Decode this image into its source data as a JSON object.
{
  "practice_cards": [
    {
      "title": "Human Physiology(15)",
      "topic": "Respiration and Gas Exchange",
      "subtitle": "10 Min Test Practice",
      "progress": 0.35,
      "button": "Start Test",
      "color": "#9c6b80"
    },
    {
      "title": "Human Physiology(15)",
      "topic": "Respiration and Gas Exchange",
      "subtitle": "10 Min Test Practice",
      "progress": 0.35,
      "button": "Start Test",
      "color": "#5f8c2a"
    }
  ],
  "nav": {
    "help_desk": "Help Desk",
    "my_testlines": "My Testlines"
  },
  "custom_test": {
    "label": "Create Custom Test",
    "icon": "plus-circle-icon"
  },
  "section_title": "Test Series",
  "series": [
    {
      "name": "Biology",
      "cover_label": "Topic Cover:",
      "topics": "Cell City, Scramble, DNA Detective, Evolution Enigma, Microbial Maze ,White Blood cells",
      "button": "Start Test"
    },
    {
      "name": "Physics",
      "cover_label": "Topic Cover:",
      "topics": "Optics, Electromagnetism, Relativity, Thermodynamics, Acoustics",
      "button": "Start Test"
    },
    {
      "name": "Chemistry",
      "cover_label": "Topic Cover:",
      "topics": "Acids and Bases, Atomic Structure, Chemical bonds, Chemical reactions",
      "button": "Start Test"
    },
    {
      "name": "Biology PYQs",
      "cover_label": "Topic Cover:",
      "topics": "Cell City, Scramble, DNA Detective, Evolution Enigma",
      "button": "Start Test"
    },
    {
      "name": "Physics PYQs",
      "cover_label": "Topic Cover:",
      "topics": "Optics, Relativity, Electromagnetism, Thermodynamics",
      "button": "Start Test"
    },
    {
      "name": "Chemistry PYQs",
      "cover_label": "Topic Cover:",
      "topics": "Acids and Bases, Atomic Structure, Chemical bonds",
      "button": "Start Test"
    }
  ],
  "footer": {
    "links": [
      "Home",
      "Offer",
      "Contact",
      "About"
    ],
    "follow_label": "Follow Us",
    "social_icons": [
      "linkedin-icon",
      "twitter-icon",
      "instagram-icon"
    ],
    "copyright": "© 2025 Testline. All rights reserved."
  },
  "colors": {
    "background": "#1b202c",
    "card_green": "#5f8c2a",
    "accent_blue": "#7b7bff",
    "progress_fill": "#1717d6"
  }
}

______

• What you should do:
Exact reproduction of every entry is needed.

• Problem solution:
Decode this image into its source data as a JSON object.
{
  "practice_cards": [
    {
      "title": "Human Physiology(15)",
      "topic": "Respiration and Gas Exchange",
      "subtitle": "10 Min Test Practice",
      "progress": 0.35,
      "button": "Start Test",
      "color": "#9c6b80"
    },
    {
      "title": "Human Physiology(15)",
      "topic": "Respiration and Gas Exchange",
      "subtitle": "10 Min Test Practice",
      "progress": 0.35,
      "button": "Start Test",
      "color": "#5f8c2a"
    }
  ],
  "nav": {
    "help_desk": "Help Desk",
    "my_testlines": "My Testlines"
  },
  "custom_test": {
    "label": "Create Custom Test",
    "icon": "plus-circle-icon"
  },
  "section_title": "Test Series",
  "series": [
    {
      "name": "Biology",
      "cover_label": "Topic Cover:",
      "topics": "Cell City, Scramble, DNA Detective, Evolution Enigma, Microbial Maze ,White Blood cells",
      "button": "Start Test"
    },
    {
      "name": "Physics",
      "cover_label": "Topic Cover:",
      "topics": "Optics, Electromagnetism, Relativity, Thermodynamics, Acoustics",
      "button": "Start Test"
    },
    {
      "name": "Chemistry",
      "cover_label": "Topic Cover:",
      "topics": "Acids and Bases, Atomic Structure, Chemical bonds, Chemical reactions",
      "button": "Start Test"
    },
    {
      "name": "Biology PYQs",
      "cover_label": "Topic Cover:",
      "topics": "Cell City, Scramble, DNA Detective, Evolution Enigma",
      "button": "Start Test"
    },
    {
      "name": "Physics PYQs",
      "cover_label": "Topic Cover:",
      "topics": "Optics, Relativity, Electromagnetism, Thermodynamics",
      "button": "Start Test"
    },
    {
      "name": "Chemistry PYQs",
      "cover_label": "Topic Cover:",
      "topics": "Acids and Bases, Atomic Structure, Chemical bonds",
      "button": "Start Test"
    }
  ],
  "footer": {
    "links": [
      "Home",
      "Offer",
      "Contact",
      "About"
    ],
    "follow_label": "Follow Us",
    "social_icons": [
      "linkedin-icon",
      "twitter-icon",
      "instagram-icon"
    ],
    "copyright": "© 2025 Testline. All rights reserved."
  },
  "colors": {
    "background": "#1b202c",
    "card_green": "#5f8c2a",
    "accent_blue": "#7b7bff",
    "progress_fill": "#1717d6"
  }
}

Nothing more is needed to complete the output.